The Atlanta-based carrier said operating revenue rose to $47bn, a more than $3bn increase from the previous year, and net income rose 21 per cent from $3.9bn a year earlier. Adjusted earnings per share rose 30 per cent to $7.31.
Chief executive Ed Bastian said the Atlanta-based airline achieved strong results by pursuing corporate customers and charging all flyers a premium for improved operations, like on-time reliability and the elimination of involuntary bumping, while sinking funds into better airport infrastructure.
The company carried 204m passengers last year, a 6 per cent increase over 2018.
“If pricing was going to be a commodity . . . we were never going to be able to afford to generate the type of revenues we need to operate Delta at scale,” Bastian said. “We’ve generated considerable revenue by giving our customers premium products and allowing them to pay for it.”
Delta has enjoyed “some marginal benefit” following the grounding of Boeing’s 737 Max, which is absent from Delta’s fleet. The grounding, ordered by regulators worldwide after two fatal crashes, forced competitors to cancel flights. Still, Bastian said, “I don’t think it’s been a major source of our revenue strength.”
The company opted for the Airbus321neo in December 2017 because it was more comfortable for passengers, Bastian said. At the same time it inked a deal with engine-maker Pratt & Whitney allowing Delta TechOps, the airline’s mechanic corps, to repair Pratt & Whitney engines, on their own planes and others.
Indeed, in the fourth quarter ended Dec. 31, the company reported strong domestic demand as revenues in the region climbed 7.7 per cent to $7.6bn.
For the quarter, Delta reported a 6.5 per cent increase in operating revenue to $11.4bn and a 7.9 increase in net income to $1.1bn. Adjusted earnings of $1.70 a share, easily topped Wall Street’s estimates.
2020 already is shaping up to be a good year, Bastian said, with top-line growth of 5 to 7 per cent driven by US consumers who want to fly. Delta’s guidance for earnings per share for the year is $6.75 to $7.75.
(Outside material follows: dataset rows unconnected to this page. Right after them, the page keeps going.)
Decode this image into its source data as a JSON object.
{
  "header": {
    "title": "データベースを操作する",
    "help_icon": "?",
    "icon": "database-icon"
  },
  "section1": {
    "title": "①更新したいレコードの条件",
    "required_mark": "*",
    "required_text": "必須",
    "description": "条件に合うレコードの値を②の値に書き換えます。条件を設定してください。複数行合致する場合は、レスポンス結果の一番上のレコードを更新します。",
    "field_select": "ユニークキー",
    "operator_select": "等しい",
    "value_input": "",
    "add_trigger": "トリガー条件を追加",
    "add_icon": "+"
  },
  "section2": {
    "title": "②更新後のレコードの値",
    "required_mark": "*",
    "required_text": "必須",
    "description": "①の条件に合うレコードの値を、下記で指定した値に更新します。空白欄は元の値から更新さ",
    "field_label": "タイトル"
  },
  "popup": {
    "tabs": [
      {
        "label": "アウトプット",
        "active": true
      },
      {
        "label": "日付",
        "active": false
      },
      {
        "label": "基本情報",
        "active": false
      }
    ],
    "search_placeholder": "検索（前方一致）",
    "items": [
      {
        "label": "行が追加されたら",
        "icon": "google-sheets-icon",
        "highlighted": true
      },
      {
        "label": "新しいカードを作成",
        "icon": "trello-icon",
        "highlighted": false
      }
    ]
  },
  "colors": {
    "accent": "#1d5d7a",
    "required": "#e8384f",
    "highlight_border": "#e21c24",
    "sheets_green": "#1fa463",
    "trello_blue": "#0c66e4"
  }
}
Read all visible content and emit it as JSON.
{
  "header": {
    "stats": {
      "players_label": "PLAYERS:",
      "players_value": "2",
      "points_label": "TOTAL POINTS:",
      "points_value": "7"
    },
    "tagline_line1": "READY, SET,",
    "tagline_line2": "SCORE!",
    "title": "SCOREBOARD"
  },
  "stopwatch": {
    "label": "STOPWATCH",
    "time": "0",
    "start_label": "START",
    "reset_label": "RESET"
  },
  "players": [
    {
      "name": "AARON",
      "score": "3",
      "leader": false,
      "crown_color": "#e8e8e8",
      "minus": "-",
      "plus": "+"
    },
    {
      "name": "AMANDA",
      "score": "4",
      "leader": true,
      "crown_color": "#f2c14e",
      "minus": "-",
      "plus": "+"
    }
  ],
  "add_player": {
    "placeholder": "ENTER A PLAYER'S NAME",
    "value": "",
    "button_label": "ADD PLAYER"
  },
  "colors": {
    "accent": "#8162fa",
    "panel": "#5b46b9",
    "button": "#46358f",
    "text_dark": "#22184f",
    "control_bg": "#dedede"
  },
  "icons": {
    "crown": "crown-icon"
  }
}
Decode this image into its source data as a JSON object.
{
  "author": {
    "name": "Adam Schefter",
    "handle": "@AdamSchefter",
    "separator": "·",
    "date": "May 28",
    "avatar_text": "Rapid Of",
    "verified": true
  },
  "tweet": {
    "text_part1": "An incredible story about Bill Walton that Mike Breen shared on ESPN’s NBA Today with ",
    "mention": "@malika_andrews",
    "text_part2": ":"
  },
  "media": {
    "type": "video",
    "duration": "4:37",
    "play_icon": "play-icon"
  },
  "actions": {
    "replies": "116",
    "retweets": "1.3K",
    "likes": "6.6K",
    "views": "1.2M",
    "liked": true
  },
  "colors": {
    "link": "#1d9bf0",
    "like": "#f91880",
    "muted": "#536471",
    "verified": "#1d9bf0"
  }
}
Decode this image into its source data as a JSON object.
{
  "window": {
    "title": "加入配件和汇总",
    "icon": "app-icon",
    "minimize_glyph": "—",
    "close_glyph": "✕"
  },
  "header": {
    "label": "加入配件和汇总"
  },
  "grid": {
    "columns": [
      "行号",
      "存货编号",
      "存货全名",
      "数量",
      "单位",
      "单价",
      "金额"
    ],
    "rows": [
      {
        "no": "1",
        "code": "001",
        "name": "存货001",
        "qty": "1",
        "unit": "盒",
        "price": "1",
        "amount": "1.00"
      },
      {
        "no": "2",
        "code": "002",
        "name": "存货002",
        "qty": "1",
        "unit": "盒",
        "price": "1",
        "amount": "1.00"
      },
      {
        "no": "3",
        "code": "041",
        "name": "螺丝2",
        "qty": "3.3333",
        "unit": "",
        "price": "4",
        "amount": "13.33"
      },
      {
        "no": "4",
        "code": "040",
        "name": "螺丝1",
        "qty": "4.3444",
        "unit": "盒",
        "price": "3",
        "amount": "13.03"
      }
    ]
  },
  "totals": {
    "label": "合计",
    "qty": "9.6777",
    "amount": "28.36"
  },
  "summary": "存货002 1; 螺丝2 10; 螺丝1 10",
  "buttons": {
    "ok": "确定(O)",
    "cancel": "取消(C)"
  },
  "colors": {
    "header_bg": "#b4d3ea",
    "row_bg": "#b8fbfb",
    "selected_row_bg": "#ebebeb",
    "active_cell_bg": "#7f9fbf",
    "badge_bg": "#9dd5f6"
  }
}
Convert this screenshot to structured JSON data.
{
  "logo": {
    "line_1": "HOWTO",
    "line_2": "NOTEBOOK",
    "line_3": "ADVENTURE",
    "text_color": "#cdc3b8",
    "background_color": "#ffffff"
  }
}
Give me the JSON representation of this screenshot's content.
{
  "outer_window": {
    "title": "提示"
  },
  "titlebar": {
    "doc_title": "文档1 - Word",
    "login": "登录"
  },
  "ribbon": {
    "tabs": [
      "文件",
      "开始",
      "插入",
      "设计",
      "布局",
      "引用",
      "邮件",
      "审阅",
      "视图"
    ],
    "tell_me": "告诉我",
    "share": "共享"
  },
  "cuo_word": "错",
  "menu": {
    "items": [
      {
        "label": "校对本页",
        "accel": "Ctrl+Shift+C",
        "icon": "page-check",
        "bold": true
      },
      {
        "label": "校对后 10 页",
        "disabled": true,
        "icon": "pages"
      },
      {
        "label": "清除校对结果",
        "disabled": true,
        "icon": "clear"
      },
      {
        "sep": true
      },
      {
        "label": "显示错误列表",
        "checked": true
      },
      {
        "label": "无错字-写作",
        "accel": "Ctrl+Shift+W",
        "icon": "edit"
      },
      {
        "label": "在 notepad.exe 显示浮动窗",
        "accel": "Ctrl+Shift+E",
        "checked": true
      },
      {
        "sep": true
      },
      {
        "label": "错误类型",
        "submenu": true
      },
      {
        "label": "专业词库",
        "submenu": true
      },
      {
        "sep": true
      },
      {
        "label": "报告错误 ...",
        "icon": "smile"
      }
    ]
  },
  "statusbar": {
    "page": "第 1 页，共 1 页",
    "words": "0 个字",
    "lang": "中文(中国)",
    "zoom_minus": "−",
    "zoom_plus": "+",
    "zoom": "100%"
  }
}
Delta shares, which are up roughly 1.7 per cent year-to-date, climbed 5 per cent in pre-market trade. The results also helped boost shares in other US carriers, with Southwest shares up 1.2 per cent, United up 1.6 per cent and American Airlines rising 1.5 per cent.